> [Study material]
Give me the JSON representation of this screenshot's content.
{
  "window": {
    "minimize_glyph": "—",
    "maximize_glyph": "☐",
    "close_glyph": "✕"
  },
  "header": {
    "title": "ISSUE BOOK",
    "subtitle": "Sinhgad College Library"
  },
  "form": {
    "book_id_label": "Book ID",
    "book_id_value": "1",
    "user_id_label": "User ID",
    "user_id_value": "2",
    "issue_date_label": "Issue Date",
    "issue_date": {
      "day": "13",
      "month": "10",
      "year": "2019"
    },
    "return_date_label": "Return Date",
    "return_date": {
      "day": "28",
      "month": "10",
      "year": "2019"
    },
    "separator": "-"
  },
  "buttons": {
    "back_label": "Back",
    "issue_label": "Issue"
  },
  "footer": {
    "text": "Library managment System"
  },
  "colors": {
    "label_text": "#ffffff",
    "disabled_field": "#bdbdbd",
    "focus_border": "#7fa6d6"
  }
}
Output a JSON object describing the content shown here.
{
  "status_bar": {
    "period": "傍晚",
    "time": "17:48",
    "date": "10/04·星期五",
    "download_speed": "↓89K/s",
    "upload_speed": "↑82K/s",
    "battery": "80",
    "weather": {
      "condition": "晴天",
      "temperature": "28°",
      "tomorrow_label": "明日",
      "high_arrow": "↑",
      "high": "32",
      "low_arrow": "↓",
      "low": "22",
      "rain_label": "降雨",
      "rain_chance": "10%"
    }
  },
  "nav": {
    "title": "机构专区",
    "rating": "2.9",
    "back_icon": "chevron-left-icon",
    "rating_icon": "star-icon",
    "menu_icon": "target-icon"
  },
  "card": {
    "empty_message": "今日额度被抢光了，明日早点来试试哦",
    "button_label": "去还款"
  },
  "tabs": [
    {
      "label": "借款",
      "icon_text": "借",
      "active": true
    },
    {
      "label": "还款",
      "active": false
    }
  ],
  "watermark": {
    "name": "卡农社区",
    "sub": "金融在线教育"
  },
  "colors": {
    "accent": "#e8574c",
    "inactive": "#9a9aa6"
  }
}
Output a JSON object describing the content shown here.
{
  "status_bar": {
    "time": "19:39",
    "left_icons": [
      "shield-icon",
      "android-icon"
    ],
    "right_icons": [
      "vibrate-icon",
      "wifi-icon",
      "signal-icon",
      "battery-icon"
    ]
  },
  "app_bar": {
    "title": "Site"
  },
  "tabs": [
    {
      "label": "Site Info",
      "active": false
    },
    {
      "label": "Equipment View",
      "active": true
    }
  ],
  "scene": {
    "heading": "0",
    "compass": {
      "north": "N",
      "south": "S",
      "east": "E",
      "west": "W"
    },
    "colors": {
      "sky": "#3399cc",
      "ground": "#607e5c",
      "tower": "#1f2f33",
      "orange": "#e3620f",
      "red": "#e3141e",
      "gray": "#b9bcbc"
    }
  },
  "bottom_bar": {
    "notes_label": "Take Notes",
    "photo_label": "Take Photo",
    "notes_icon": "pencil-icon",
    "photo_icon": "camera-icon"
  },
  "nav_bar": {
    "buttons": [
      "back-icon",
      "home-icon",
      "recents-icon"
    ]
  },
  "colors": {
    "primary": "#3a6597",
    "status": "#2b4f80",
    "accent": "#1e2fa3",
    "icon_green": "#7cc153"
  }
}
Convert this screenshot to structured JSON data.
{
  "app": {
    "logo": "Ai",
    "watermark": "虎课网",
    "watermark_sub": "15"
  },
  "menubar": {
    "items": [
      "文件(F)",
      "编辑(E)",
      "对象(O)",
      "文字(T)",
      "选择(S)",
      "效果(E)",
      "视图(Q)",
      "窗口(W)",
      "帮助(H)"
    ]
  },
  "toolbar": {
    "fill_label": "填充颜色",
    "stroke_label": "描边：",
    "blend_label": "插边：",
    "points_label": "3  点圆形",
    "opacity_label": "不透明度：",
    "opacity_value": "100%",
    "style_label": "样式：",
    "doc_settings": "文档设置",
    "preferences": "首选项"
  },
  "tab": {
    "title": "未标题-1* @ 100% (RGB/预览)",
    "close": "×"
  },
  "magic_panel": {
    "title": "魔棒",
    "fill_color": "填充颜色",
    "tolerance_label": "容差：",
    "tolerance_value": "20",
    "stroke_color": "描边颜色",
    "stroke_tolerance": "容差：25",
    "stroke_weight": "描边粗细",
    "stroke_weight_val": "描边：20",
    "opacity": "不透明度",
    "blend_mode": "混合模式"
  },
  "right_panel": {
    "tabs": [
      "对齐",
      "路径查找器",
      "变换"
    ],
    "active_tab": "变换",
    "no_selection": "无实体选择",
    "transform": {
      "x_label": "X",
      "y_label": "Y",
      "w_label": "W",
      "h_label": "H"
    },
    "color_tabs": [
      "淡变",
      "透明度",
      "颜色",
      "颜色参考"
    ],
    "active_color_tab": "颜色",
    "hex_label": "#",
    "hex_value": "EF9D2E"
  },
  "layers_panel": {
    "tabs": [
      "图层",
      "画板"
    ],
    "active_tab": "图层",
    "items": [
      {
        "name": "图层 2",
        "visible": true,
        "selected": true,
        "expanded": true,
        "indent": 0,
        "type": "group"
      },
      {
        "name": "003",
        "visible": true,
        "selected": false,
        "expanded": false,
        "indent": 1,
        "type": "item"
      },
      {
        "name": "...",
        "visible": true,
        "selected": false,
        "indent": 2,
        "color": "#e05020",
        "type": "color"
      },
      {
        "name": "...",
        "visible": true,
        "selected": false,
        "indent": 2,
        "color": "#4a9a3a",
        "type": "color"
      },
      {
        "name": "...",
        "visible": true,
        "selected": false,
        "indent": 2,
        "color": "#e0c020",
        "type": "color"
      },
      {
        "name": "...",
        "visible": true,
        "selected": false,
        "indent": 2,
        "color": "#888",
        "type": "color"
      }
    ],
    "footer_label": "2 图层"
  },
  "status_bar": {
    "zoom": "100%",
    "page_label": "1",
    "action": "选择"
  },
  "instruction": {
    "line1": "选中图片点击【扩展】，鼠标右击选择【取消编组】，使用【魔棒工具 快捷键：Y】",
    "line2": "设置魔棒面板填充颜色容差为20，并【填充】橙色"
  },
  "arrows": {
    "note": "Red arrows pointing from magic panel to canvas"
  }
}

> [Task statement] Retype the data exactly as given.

> [Your solution]
Give me the JSON representation of this screenshot's content.
{
  "window": {
    "minimize_glyph": "—",
    "maximize_glyph": "☐",
    "close_glyph": "✕"
  },
  "header": {
    "title": "ISSUE BOOK",
    "subtitle": "Sinhgad College Library"
  },
  "form": {
    "book_id_label": "Book ID",
    "book_id_value": "1",
    "user_id_label": "User ID",
    "user_id_value": "2",
    "issue_date_label": "Issue Date",
    "issue_date": {
      "day": "13",
      "month": "10",
      "year": "2019"
    },
    "return_date_label": "Return Date",
    "return_date": {
      "day": "28",
      "month": "10",
      "year": "2019"
    },
    "separator": "-"
  },
  "buttons": {
    "back_label": "Back",
    "issue_label": "Issue"
  },
  "footer": {
    "text": "Library managment System"
  },
  "colors": {
    "label_text": "#ffffff",
    "disabled_field": "#bdbdbd",
    "focus_border": "#7fa6d6"
  }
}
Output a JSON object describing the content shown here.
{
  "status_bar": {
    "period": "傍晚",
    "time": "17:48",
    "date": "10/04·星期五",
    "download_speed": "↓89K/s",
    "upload_speed": "↑82K/s",
    "battery": "80",
    "weather": {
      "condition": "晴天",
      "temperature": "28°",
      "tomorrow_label": "明日",
      "high_arrow": "↑",
      "high": "32",
      "low_arrow": "↓",
      "low": "22",
      "rain_label": "降雨",
      "rain_chance": "10%"
    }
  },
  "nav": {
    "title": "机构专区",
    "rating": "2.9",
    "back_icon": "chevron-left-icon",
    "rating_icon": "star-icon",
    "menu_icon": "target-icon"
  },
  "card": {
    "empty_message": "今日额度被抢光了，明日早点来试试哦",
    "button_label": "去还款"
  },
  "tabs": [
    {
      "label": "借款",
      "icon_text": "借",
      "active": true
    },
    {
      "label": "还款",
      "active": false
    }
  ],
  "watermark": {
    "name": "卡农社区",
    "sub": "金融在线教育"
  },
  "colors": {
    "accent": "#e8574c",
    "inactive": "#9a9aa6"
  }
}
Output a JSON object describing the content shown here.
{
  "status_bar": {
    "time": "19:39",
    "left_icons": [
      "shield-icon",
      "android-icon"
    ],
    "right_icons": [
      "vibrate-icon",
      "wifi-icon",
      "signal-icon",
      "battery-icon"
    ]
  },
  "app_bar": {
    "title": "Site"
  },
  "tabs": [
    {
      "label": "Site Info",
      "active": false
    },
    {
      "label": "Equipment View",
      "active": true
    }
  ],
  "scene": {
    "heading": "0",
    "compass": {
      "north": "N",
      "south": "S",
      "east": "E",
      "west": "W"
    },
    "colors": {
      "sky": "#3399cc",
      "ground": "#607e5c",
      "tower": "#1f2f33",
      "orange": "#e3620f",
      "red": "#e3141e",
      "gray": "#b9bcbc"
    }
  },
  "bottom_bar": {
    "notes_label": "Take Notes",
    "photo_label": "Take Photo",
    "notes_icon": "pencil-icon",
    "photo_icon": "camera-icon"
  },
  "nav_bar": {
    "buttons": [
      "back-icon",
      "home-icon",
      "recents-icon"
    ]
  },
  "colors": {
    "primary": "#3a6597",
    "status": "#2b4f80",
    "accent": "#1e2fa3",
    "icon_green": "#7cc153"
  }
}
Convert this screenshot to structured JSON data.
{
  "app": {
    "logo": "Ai",
    "watermark": "虎课网",
    "watermark_sub": "15"
  },
  "menubar": {
    "items": [
      "文件(F)",
      "编辑(E)",
      "对象(O)",
      "文字(T)",
      "选择(S)",
      "效果(E)",
      "视图(Q)",
      "窗口(W)",
      "帮助(H)"
    ]
  },
  "toolbar": {
    "fill_label": "填充颜色",
    "stroke_label": "描边：",
    "blend_label": "插边：",
    "points_label": "3  点圆形",
    "opacity_label": "不透明度：",
    "opacity_value": "100%",
    "style_label": "样式：",
    "doc_settings": "文档设置",
    "preferences": "首选项"
  },
  "tab": {
    "title": "未标题-1* @ 100% (RGB/预览)",
    "close": "×"
  },
  "magic_panel": {
    "title": "魔棒",
    "fill_color": "填充颜色",
    "tolerance_label": "容差：",
    "tolerance_value": "20",
    "stroke_color": "描边颜色",
    "stroke_tolerance": "容差：25",
    "stroke_weight": "描边粗细",
    "stroke_weight_val": "描边：20",
    "opacity": "不透明度",
    "blend_mode": "混合模式"
  },
  "right_panel": {
    "tabs": [
      "对齐",
      "路径查找器",
      "变换"
    ],
    "active_tab": "变换",
    "no_selection": "无实体选择",
    "transform": {
      "x_label": "X",
      "y_label": "Y",
      "w_label": "W",
      "h_label": "H"
    },
    "color_tabs": [
      "淡变",
      "透明度",
      "颜色",
      "颜色参考"
    ],
    "active_color_tab": "颜色",
    "hex_label": "#",
    "hex_value": "EF9D2E"
  },
  "layers_panel": {
    "tabs": [
      "图层",
      "画板"
    ],
    "active_tab": "图层",
    "items": [
      {
        "name": "图层 2",
        "visible": true,
        "selected": true,
        "expanded": true,
        "indent": 0,
        "type": "group"
      },
      {
        "name": "003",
        "visible": true,
        "selected": false,
        "expanded": false,
        "indent": 1,
        "type": "item"
      },
      {
        "name": "...",
        "visible": true,
        "selected": false,
        "indent": 2,
        "color": "#e05020",
        "type": "color"
      },
      {
        "name": "...",
        "visible": true,
        "selected": false,
        "indent": 2,
        "color": "#4a9a3a",
        "type": "color"
      },
      {
        "name": "...",
        "visible": true,
        "selected": false,
        "indent": 2,
        "color": "#e0c020",
        "type": "color"
      },
      {
        "name": "...",
        "visible": true,
        "selected": false,
        "indent": 2,
        "color": "#888",
        "type": "color"
      }
    ],
    "footer_label": "2 图层"
  },
  "status_bar": {
    "zoom": "100%",
    "page_label": "1",
    "action": "选择"
  },
  "instruction": {
    "line1": "选中图片点击【扩展】，鼠标右击选择【取消编组】，使用【魔棒工具 快捷键：Y】",
    "line2": "设置魔棒面板填充颜色容差为20，并【填充】橙色"
  },
  "arrows": {
    "note": "Red arrows pointing from magic panel to canvas"
  }
}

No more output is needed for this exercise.